Nothing left out, nothing added: return the full set of records.

────────────────────────────────────────

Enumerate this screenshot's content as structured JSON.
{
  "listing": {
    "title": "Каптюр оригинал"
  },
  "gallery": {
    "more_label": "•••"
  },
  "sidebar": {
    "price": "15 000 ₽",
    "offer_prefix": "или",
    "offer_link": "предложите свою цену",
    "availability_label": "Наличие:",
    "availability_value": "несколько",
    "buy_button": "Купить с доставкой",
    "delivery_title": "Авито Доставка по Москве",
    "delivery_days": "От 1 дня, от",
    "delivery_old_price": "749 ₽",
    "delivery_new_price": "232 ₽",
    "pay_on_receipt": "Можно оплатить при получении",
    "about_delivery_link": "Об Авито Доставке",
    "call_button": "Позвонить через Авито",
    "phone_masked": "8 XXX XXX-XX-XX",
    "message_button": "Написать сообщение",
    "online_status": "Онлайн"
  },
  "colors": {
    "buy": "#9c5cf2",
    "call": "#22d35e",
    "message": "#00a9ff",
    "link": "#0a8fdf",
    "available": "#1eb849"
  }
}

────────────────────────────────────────

## Result of the exercise:
Enumerate this screenshot's content as structured JSON.
{
  "listing": {
    "title": "Каптюр оригинал"
  },
  "gallery": {
    "more_label": "•••"
  },
  "sidebar": {
    "price": "15 000 ₽",
    "offer_prefix": "или",
    "offer_link": "предложите свою цену",
    "availability_label": "Наличие:",
    "availability_value": "несколько",
    "buy_button": "Купить с доставкой",
    "delivery_title": "Авито Доставка по Москве",
    "delivery_days": "От 1 дня, от",
    "delivery_old_price": "749 ₽",
    "delivery_new_price": "232 ₽",
    "pay_on_receipt": "Можно оплатить при получении",
    "about_delivery_link": "Об Авито Доставке",
    "call_button": "Позвонить через Авито",
    "phone_masked": "8 XXX XXX-XX-XX",
    "message_button": "Написать сообщение",
    "online_status": "Онлайн"
  },
  "colors": {
    "buy": "#9c5cf2",
    "call": "#22d35e",
    "message": "#00a9ff",
    "link": "#0a8fdf",
    "available": "#1eb849"
  }
}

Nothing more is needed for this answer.